A stream of safari ants near Kyalavo, Kenya.

Every culture has their own sayings and proverbs.  They usually come with a cultural context that might not be translated literally, but that context gives insight into the culture.  In Kenya and Tanzania you will find proverbs everywhere–on kangas, in children’s stories, and in everyday conversation.  I thought I’d share a few inspired by the natural world.

  • Macho ya chura hayamzuii ng’ombe kunyua maji  (the eyes of the frog won’t stop the cow from drinking water).  This is one of my favorites.  Probably because of the cartoon image that comes to mind.  My own take on this saying is that people will do what they need to do, regardless of frog eyes.
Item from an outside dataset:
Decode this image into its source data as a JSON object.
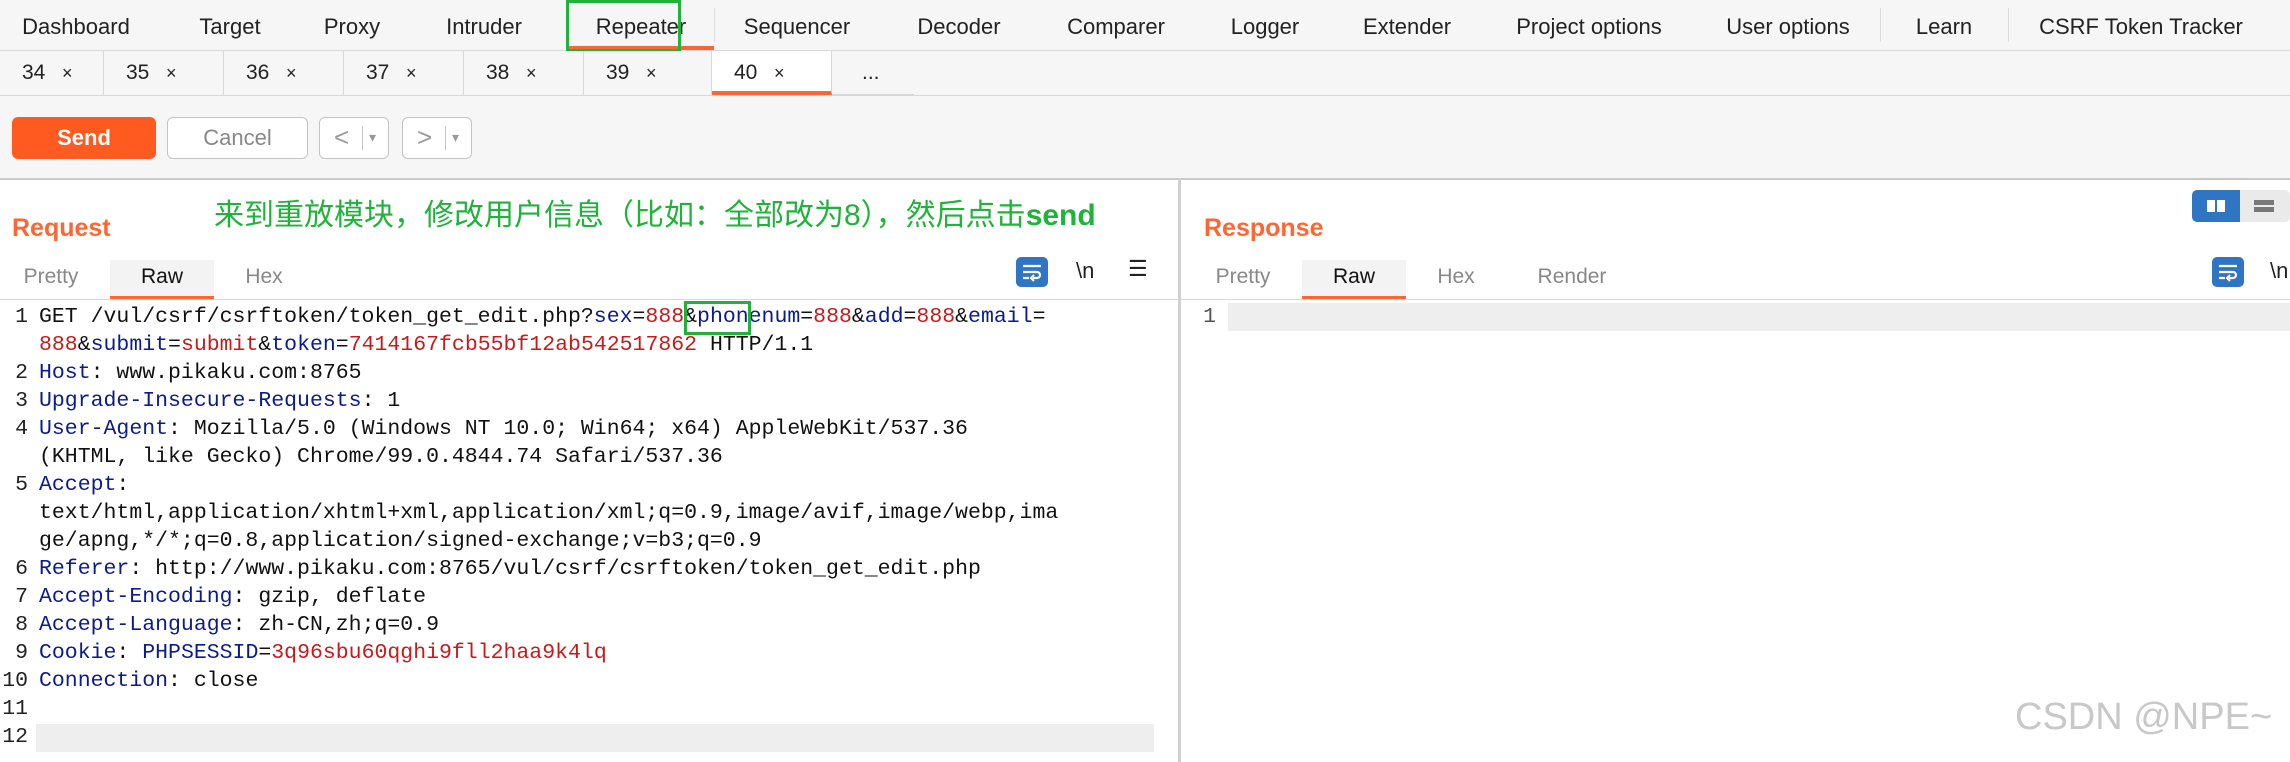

  • Wingi wa siafu ndio nguvu yao (the multitude of ants is their strength).  Siafu (safari ants) are eating machines.  They will eat anything organic in their path so hide your babies, your chickens, and anything else you value that can’t run away.  They freak me out.  They did me a service once, though.  The outhouse I had during my Peace Corps service was notoriously infested with cockroaches.  The siafu came through and then, no roaches!  One little bitty single ant won’t do much more than draw a little blood, but a stream of ants is a force to reckon with.
  • Bahari itatufikisha popote (the ocean leads us anywhere).  This saying inspires both a feeling of helplessness from the overwhelming power of the ocean and of adventure or possibility from the vastness and wonder oceans have to offer.